*TASK TO CARRY OUT*. Which lines of the records below contain the word "link"? Report each of them in full.

*INPUT*.
=== Begin Enclosure ===

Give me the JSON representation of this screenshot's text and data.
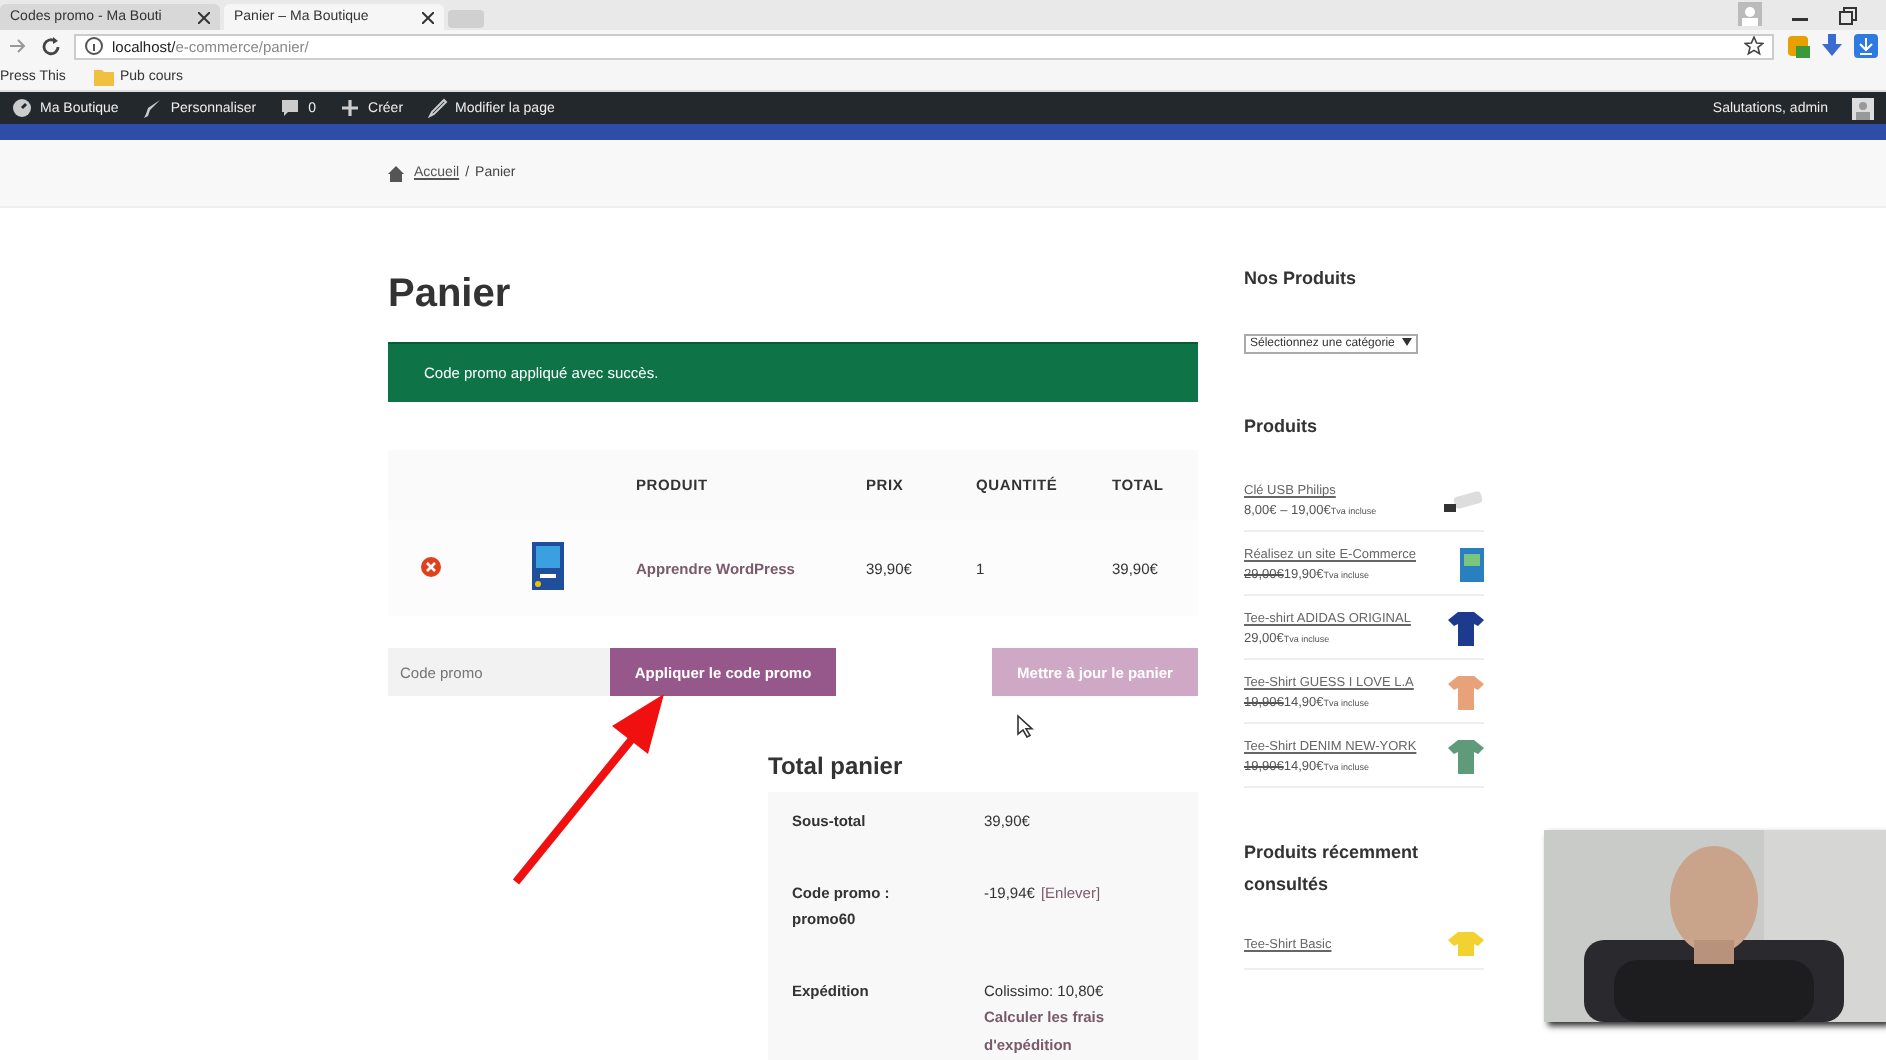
{
  "browser": {
    "tabs": [
      {
        "title": "Codes promo - Ma Bouti",
        "selected": false
      },
      {
        "title": "Panier – Ma Boutique",
        "selected": true
      }
    ],
    "url_host": "localhost/",
    "url_path": "e-commerce/panier/",
    "bookmarks": [
      {
        "kind": "link",
        "label": "Press This"
      },
      {
        "kind": "folder",
        "label": "Pub cours"
      }
    ]
  },
  "admin_bar": {
    "items": [
      {
        "kind": "dashboard",
        "label": "Ma Boutique"
      },
      {
        "kind": "brush",
        "label": "Personnaliser"
      },
      {
        "kind": "comment",
        "label": "0"
      },
      {
        "kind": "plus",
        "label": "Créer"
      },
      {
        "kind": "pencil",
        "label": "Modifier la page"
      }
    ],
    "greeting": "Salutations, admin"
  },
  "breadcrumb": {
    "home": "Accueil",
    "separator": "/",
    "current": "Panier"
  },
  "title": "Panier",
  "notice": "Code promo appliqué avec succès.",
  "cart": {
    "columns": [
      "PRODUIT",
      "PRIX",
      "QUANTITÉ",
      "TOTAL"
    ],
    "rows": [
      {
        "product": "Apprendre WordPress",
        "price": "39,90€",
        "quantity": "1",
        "total": "39,90€"
      }
    ]
  },
  "coupon": {
    "placeholder": "Code promo",
    "apply": "Appliquer le code promo",
    "update": "Mettre à jour le panier",
    "update_disabled": true
  },
  "totals": {
    "title": "Total panier",
    "rows": [
      {
        "label": "Sous-total",
        "value": "39,90€"
      },
      {
        "label": "Code promo : promo60",
        "value": "-19,94€",
        "link": "[Enlever]"
      },
      {
        "label": "Expédition",
        "value": "Colissimo: 10,80€",
        "link": "Calculer les frais d'expédition"
      }
    ]
  },
  "sidebar": {
    "categories_title": "Nos Produits",
    "category_select": "Sélectionnez une catégorie",
    "products_title": "Produits",
    "products": [
      {
        "name": "Clé USB Philips",
        "price": "8,00€ – 19,00€",
        "tax": "Tva incluse",
        "kind": "usb",
        "color": "#dddddd"
      },
      {
        "name": "Réalisez un site E-Commerce",
        "old_price": "29,00€",
        "price": "19,90€",
        "tax": "Tva incluse",
        "kind": "book",
        "color": "#2a7fc0"
      },
      {
        "name": "Tee-shirt ADIDAS ORIGINAL",
        "price": "29,00€",
        "tax": "Tva incluse",
        "kind": "tshirt",
        "color": "#1d3a8f"
      },
      {
        "name": "Tee-Shirt GUESS I LOVE L.A",
        "old_price": "19,90€",
        "price": "14,90€",
        "tax": "Tva incluse",
        "kind": "tshirt",
        "color": "#e8a27a"
      },
      {
        "name": "Tee-Shirt DENIM NEW-YORK",
        "old_price": "19,90€",
        "price": "14,90€",
        "tax": "Tva incluse",
        "kind": "tshirt",
        "color": "#5f9a7a"
      }
    ],
    "recent_title": "Produits récemment consultés",
    "recent": [
      {
        "name": "Tee-Shirt Basic",
        "kind": "tshirt",
        "color": "#f2d230"
      }
    ]
  }
}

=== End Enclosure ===

*FINAL ANSWER*.
        "kind": "link",
        "link": "[Enlever]"
        "link": "Calculer les frais d'expédition"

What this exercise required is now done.